# EXERCISE
Give back the line containing "Decode this image" along with every line after it, exactly, until the entries end.

Items from a data source:
————————

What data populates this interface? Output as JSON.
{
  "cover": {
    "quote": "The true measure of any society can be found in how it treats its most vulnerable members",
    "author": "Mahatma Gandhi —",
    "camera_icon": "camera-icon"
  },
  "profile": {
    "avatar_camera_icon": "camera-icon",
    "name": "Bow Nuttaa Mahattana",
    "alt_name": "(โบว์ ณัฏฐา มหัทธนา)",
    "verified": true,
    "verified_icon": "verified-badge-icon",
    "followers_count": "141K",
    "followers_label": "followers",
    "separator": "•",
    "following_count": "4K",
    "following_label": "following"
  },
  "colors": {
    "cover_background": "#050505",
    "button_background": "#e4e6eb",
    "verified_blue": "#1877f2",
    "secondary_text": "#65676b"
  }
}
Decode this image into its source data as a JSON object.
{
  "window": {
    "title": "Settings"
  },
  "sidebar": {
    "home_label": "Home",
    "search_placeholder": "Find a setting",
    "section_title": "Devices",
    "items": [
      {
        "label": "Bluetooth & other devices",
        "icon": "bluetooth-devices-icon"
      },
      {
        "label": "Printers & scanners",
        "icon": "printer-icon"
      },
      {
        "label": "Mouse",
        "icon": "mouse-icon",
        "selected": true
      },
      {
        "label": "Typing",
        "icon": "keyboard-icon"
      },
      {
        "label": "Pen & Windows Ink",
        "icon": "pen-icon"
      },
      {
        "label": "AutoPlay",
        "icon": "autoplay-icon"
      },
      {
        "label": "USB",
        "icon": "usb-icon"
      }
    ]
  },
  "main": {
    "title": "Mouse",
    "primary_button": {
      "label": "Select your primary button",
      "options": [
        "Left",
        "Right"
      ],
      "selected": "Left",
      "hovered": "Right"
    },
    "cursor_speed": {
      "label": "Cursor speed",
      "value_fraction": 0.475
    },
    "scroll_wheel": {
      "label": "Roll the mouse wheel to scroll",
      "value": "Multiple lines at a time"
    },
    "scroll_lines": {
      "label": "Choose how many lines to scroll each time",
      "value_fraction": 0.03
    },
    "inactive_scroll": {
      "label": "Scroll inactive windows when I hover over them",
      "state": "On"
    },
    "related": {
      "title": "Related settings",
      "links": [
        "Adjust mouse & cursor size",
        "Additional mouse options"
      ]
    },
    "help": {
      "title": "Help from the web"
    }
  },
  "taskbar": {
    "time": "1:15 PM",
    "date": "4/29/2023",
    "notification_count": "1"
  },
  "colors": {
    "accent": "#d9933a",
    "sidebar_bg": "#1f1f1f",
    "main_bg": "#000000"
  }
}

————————

# TASK OUTPUT
Decode this image into its source data as a JSON object.
{
  "window": {
    "title": "Settings"
  },
  "sidebar": {
    "home_label": "Home",
    "search_placeholder": "Find a setting",
    "section_title": "Devices",
    "items": [
      {
        "label": "Bluetooth & other devices",
        "icon": "bluetooth-devices-icon"
      },
      {
        "label": "Printers & scanners",
        "icon": "printer-icon"
      },
      {
        "label": "Mouse",
        "icon": "mouse-icon",
        "selected": true
      },
      {
        "label": "Typing",
        "icon": "keyboard-icon"
      },
      {
        "label": "Pen & Windows Ink",
        "icon": "pen-icon"
      },
      {
        "label": "AutoPlay",
        "icon": "autoplay-icon"
      },
      {
        "label": "USB",
        "icon": "usb-icon"
      }
    ]
  },
  "main": {
    "title": "Mouse",
    "primary_button": {
      "label": "Select your primary button",
      "options": [
        "Left",
        "Right"
      ],
      "selected": "Left",
      "hovered": "Right"
    },
    "cursor_speed": {
      "label": "Cursor speed",
      "value_fraction": 0.475
    },
    "scroll_wheel": {
      "label": "Roll the mouse wheel to scroll",
      "value": "Multiple lines at a time"
    },
    "scroll_lines": {
      "label": "Choose how many lines to scroll each time",
      "value_fraction": 0.03
    },
    "inactive_scroll": {
      "label": "Scroll inactive windows when I hover over them",
      "state": "On"
    },
    "related": {
      "title": "Related settings",
      "links": [
        "Adjust mouse & cursor size",
        "Additional mouse options"
      ]
    },
    "help": {
      "title": "Help from the web"
    }
  },
  "taskbar": {
    "time": "1:15 PM",
    "date": "4/29/2023",
    "notification_count": "1"
  },
  "colors": {
    "accent": "#d9933a",
    "sidebar_bg": "#1f1f1f",
    "main_bg": "#000000"
  }
}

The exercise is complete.